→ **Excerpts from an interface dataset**
===============
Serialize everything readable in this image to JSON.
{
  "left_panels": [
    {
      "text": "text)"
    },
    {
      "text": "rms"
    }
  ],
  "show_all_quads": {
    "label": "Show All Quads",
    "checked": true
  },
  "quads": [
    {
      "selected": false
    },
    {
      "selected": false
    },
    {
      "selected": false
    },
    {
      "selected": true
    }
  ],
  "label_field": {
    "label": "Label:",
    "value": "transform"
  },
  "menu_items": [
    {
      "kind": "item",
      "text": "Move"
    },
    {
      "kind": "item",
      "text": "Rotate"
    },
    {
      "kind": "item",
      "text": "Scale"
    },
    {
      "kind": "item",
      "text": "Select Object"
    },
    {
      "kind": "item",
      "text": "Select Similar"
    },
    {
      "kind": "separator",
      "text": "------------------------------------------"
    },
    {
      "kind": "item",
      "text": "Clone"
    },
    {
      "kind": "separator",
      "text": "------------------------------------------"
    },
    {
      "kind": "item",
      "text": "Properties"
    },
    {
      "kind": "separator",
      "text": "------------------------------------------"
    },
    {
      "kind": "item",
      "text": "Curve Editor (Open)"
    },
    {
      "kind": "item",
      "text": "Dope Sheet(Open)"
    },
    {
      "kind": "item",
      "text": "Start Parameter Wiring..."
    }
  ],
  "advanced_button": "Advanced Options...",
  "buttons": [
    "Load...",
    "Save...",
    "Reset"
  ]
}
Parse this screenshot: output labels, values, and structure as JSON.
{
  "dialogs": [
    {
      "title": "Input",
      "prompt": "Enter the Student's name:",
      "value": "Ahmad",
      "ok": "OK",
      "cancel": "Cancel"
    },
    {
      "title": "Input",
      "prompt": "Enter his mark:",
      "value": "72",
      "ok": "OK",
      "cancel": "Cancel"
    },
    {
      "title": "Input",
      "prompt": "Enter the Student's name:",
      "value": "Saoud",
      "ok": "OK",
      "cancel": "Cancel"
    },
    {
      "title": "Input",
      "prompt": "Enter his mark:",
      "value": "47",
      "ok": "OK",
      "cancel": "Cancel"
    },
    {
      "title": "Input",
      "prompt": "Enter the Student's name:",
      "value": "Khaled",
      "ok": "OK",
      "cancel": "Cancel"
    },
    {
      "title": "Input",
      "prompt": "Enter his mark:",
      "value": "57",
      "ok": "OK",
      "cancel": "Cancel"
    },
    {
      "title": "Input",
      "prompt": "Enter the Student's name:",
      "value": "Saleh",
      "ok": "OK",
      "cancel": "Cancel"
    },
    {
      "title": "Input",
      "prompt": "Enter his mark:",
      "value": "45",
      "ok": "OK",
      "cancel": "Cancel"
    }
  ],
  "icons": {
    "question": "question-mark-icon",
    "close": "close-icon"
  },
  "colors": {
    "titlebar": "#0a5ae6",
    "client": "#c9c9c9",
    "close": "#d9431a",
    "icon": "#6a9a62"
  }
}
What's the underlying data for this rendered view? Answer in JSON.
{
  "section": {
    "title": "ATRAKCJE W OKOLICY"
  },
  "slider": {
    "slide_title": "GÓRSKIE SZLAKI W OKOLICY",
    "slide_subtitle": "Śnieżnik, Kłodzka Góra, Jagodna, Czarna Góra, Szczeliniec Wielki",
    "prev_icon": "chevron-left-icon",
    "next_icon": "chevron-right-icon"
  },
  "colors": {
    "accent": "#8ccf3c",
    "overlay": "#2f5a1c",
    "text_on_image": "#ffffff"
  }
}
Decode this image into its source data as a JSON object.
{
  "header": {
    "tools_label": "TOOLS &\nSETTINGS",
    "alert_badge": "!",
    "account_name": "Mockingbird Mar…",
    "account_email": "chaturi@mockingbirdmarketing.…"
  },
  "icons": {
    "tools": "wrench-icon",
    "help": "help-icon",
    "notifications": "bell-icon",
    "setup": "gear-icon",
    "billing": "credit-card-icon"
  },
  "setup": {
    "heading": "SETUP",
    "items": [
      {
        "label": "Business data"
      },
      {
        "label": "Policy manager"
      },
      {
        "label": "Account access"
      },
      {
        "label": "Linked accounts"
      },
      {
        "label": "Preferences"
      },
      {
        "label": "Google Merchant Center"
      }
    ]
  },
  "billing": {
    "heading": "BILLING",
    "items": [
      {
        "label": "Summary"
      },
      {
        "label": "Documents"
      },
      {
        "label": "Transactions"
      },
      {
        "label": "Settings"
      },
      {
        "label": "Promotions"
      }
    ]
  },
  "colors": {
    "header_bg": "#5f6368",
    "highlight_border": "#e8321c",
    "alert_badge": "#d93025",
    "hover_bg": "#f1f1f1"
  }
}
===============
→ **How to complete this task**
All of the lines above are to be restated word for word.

→ **Result**
Serialize everything readable in this image to JSON.
{
  "left_panels": [
    {
      "text": "text)"
    },
    {
      "text": "rms"
    }
  ],
  "show_all_quads": {
    "label": "Show All Quads",
    "checked": true
  },
  "quads": [
    {
      "selected": false
    },
    {
      "selected": false
    },
    {
      "selected": false
    },
    {
      "selected": true
    }
  ],
  "label_field": {
    "label": "Label:",
    "value": "transform"
  },
  "menu_items": [
    {
      "kind": "item",
      "text": "Move"
    },
    {
      "kind": "item",
      "text": "Rotate"
    },
    {
      "kind": "item",
      "text": "Scale"
    },
    {
      "kind": "item",
      "text": "Select Object"
    },
    {
      "kind": "item",
      "text": "Select Similar"
    },
    {
      "kind": "separator",
      "text": "------------------------------------------"
    },
    {
      "kind": "item",
      "text": "Clone"
    },
    {
      "kind": "separator",
      "text": "------------------------------------------"
    },
    {
      "kind": "item",
      "text": "Properties"
    },
    {
      "kind": "separator",
      "text": "------------------------------------------"
    },
    {
      "kind": "item",
      "text": "Curve Editor (Open)"
    },
    {
      "kind": "item",
      "text": "Dope Sheet(Open)"
    },
    {
      "kind": "item",
      "text": "Start Parameter Wiring..."
    }
  ],
  "advanced_button": "Advanced Options...",
  "buttons": [
    "Load...",
    "Save...",
    "Reset"
  ]
}
Parse this screenshot: output labels, values, and structure as JSON.
{
  "dialogs": [
    {
      "title": "Input",
      "prompt": "Enter the Student's name:",
      "value": "Ahmad",
      "ok": "OK",
      "cancel": "Cancel"
    },
    {
      "title": "Input",
      "prompt": "Enter his mark:",
      "value": "72",
      "ok": "OK",
      "cancel": "Cancel"
    },
    {
      "title": "Input",
      "prompt": "Enter the Student's name:",
      "value": "Saoud",
      "ok": "OK",
      "cancel": "Cancel"
    },
    {
      "title": "Input",
      "prompt": "Enter his mark:",
      "value": "47",
      "ok": "OK",
      "cancel": "Cancel"
    },
    {
      "title": "Input",
      "prompt": "Enter the Student's name:",
      "value": "Khaled",
      "ok": "OK",
      "cancel": "Cancel"
    },
    {
      "title": "Input",
      "prompt": "Enter his mark:",
      "value": "57",
      "ok": "OK",
      "cancel": "Cancel"
    },
    {
      "title": "Input",
      "prompt": "Enter the Student's name:",
      "value": "Saleh",
      "ok": "OK",
      "cancel": "Cancel"
    },
    {
      "title": "Input",
      "prompt": "Enter his mark:",
      "value": "45",
      "ok": "OK",
      "cancel": "Cancel"
    }
  ],
  "icons": {
    "question": "question-mark-icon",
    "close": "close-icon"
  },
  "colors": {
    "titlebar": "#0a5ae6",
    "client": "#c9c9c9",
    "close": "#d9431a",
    "icon": "#6a9a62"
  }
}
What's the underlying data for this rendered view? Answer in JSON.
{
  "section": {
    "title": "ATRAKCJE W OKOLICY"
  },
  "slider": {
    "slide_title": "GÓRSKIE SZLAKI W OKOLICY",
    "slide_subtitle": "Śnieżnik, Kłodzka Góra, Jagodna, Czarna Góra, Szczeliniec Wielki",
    "prev_icon": "chevron-left-icon",
    "next_icon": "chevron-right-icon"
  },
  "colors": {
    "accent": "#8ccf3c",
    "overlay": "#2f5a1c",
    "text_on_image": "#ffffff"
  }
}
Decode this image into its source data as a JSON object.
{
  "header": {
    "tools_label": "TOOLS &\nSETTINGS",
    "alert_badge": "!",
    "account_name": "Mockingbird Mar…",
    "account_email": "chaturi@mockingbirdmarketing.…"
  },
  "icons": {
    "tools": "wrench-icon",
    "help": "help-icon",
    "notifications": "bell-icon",
    "setup": "gear-icon",
    "billing": "credit-card-icon"
  },
  "setup": {
    "heading": "SETUP",
    "items": [
      {
        "label": "Business data"
      },
      {
        "label": "Policy manager"
      },
      {
        "label": "Account access"
      },
      {
        "label": "Linked accounts"
      },
      {
        "label": "Preferences"
      },
      {
        "label": "Google Merchant Center"
      }
    ]
  },
  "billing": {
    "heading": "BILLING",
    "items": [
      {
        "label": "Summary"
      },
      {
        "label": "Documents"
      },
      {
        "label": "Transactions"
      },
      {
        "label": "Settings"
      },
      {
        "label": "Promotions"
      }
    ]
  },
  "colors": {
    "header_bg": "#5f6368",
    "highlight_border": "#e8321c",
    "alert_badge": "#d93025",
    "hover_bg": "#f1f1f1"
  }
}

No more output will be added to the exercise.